ASSIGNMENT: In your reply, reproduce every line of the data without any alteration.

##### SUPPLIED ENTRIES

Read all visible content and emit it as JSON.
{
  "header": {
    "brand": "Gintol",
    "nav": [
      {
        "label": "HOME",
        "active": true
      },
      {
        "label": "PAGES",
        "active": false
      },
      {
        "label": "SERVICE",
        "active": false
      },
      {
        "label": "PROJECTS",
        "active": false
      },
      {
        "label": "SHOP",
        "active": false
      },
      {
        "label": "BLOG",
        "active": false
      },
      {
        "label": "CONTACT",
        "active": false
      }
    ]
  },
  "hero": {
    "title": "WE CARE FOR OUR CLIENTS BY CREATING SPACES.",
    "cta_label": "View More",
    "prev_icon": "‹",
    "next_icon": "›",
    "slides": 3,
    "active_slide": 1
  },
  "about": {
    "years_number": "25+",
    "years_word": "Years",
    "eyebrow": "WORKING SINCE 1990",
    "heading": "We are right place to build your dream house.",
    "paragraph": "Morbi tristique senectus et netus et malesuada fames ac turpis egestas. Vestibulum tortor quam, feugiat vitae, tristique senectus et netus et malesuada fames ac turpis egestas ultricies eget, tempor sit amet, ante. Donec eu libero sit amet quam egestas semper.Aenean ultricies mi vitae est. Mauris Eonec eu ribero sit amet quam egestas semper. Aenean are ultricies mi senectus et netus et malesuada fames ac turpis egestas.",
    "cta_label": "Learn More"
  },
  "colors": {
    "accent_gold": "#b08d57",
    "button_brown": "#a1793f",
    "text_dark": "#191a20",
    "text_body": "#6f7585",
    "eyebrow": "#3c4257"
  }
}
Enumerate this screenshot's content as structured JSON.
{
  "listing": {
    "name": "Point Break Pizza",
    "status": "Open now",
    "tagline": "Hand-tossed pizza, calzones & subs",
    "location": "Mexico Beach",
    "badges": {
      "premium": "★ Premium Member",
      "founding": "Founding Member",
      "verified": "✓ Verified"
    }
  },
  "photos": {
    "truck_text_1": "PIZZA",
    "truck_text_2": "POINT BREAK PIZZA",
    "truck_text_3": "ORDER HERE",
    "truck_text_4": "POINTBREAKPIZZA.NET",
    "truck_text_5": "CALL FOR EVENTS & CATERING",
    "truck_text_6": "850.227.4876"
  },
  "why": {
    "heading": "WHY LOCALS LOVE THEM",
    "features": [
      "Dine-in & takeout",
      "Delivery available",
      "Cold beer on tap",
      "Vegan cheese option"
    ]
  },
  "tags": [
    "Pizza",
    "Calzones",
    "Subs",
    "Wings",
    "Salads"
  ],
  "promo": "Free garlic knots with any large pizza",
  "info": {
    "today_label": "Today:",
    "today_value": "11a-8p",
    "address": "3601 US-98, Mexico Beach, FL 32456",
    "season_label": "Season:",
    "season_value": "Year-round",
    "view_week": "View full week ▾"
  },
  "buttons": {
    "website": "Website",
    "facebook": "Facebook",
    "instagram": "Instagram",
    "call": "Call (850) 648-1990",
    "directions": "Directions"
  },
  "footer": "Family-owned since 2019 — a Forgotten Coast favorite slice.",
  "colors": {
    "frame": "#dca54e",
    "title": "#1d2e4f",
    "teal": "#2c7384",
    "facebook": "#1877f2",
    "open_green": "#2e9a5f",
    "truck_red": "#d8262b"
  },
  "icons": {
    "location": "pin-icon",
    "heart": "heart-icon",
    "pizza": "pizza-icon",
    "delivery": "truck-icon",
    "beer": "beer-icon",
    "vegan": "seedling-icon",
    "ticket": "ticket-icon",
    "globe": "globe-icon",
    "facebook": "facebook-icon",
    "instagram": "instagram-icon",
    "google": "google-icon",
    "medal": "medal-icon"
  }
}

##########

PROBLEM SOLUTION:
Read all visible content and emit it as JSON.
{
  "header": {
    "brand": "Gintol",
    "nav": [
      {
        "label": "HOME",
        "active": true
      },
      {
        "label": "PAGES",
        "active": false
      },
      {
        "label": "SERVICE",
        "active": false
      },
      {
        "label": "PROJECTS",
        "active": false
      },
      {
        "label": "SHOP",
        "active": false
      },
      {
        "label": "BLOG",
        "active": false
      },
      {
        "label": "CONTACT",
        "active": false
      }
    ]
  },
  "hero": {
    "title": "WE CARE FOR OUR CLIENTS BY CREATING SPACES.",
    "cta_label": "View More",
    "prev_icon": "‹",
    "next_icon": "›",
    "slides": 3,
    "active_slide": 1
  },
  "about": {
    "years_number": "25+",
    "years_word": "Years",
    "eyebrow": "WORKING SINCE 1990",
    "heading": "We are right place to build your dream house.",
    "paragraph": "Morbi tristique senectus et netus et malesuada fames ac turpis egestas. Vestibulum tortor quam, feugiat vitae, tristique senectus et netus et malesuada fames ac turpis egestas ultricies eget, tempor sit amet, ante. Donec eu libero sit amet quam egestas semper.Aenean ultricies mi vitae est. Mauris Eonec eu ribero sit amet quam egestas semper. Aenean are ultricies mi senectus et netus et malesuada fames ac turpis egestas.",
    "cta_label": "Learn More"
  },
  "colors": {
    "accent_gold": "#b08d57",
    "button_brown": "#a1793f",
    "text_dark": "#191a20",
    "text_body": "#6f7585",
    "eyebrow": "#3c4257"
  }
}
Enumerate this screenshot's content as structured JSON.
{
  "listing": {
    "name": "Point Break Pizza",
    "status": "Open now",
    "tagline": "Hand-tossed pizza, calzones & subs",
    "location": "Mexico Beach",
    "badges": {
      "premium": "★ Premium Member",
      "founding": "Founding Member",
      "verified": "✓ Verified"
    }
  },
  "photos": {
    "truck_text_1": "PIZZA",
    "truck_text_2": "POINT BREAK PIZZA",
    "truck_text_3": "ORDER HERE",
    "truck_text_4": "POINTBREAKPIZZA.NET",
    "truck_text_5": "CALL FOR EVENTS & CATERING",
    "truck_text_6": "850.227.4876"
  },
  "why": {
    "heading": "WHY LOCALS LOVE THEM",
    "features": [
      "Dine-in & takeout",
      "Delivery available",
      "Cold beer on tap",
      "Vegan cheese option"
    ]
  },
  "tags": [
    "Pizza",
    "Calzones",
    "Subs",
    "Wings",
    "Salads"
  ],
  "promo": "Free garlic knots with any large pizza",
  "info": {
    "today_label": "Today:",
    "today_value": "11a-8p",
    "address": "3601 US-98, Mexico Beach, FL 32456",
    "season_label": "Season:",
    "season_value": "Year-round",
    "view_week": "View full week ▾"
  },
  "buttons": {
    "website": "Website",
    "facebook": "Facebook",
    "instagram": "Instagram",
    "call": "Call (850) 648-1990",
    "directions": "Directions"
  },
  "footer": "Family-owned since 2019 — a Forgotten Coast favorite slice.",
  "colors": {
    "frame": "#dca54e",
    "title": "#1d2e4f",
    "teal": "#2c7384",
    "facebook": "#1877f2",
    "open_green": "#2e9a5f",
    "truck_red": "#d8262b"
  },
  "icons": {
    "location": "pin-icon",
    "heart": "heart-icon",
    "pizza": "pizza-icon",
    "delivery": "truck-icon",
    "beer": "beer-icon",
    "vegan": "seedling-icon",
    "ticket": "ticket-icon",
    "globe": "globe-icon",
    "facebook": "facebook-icon",
    "instagram": "instagram-icon",
    "google": "google-icon",
    "medal": "medal-icon"
  }
}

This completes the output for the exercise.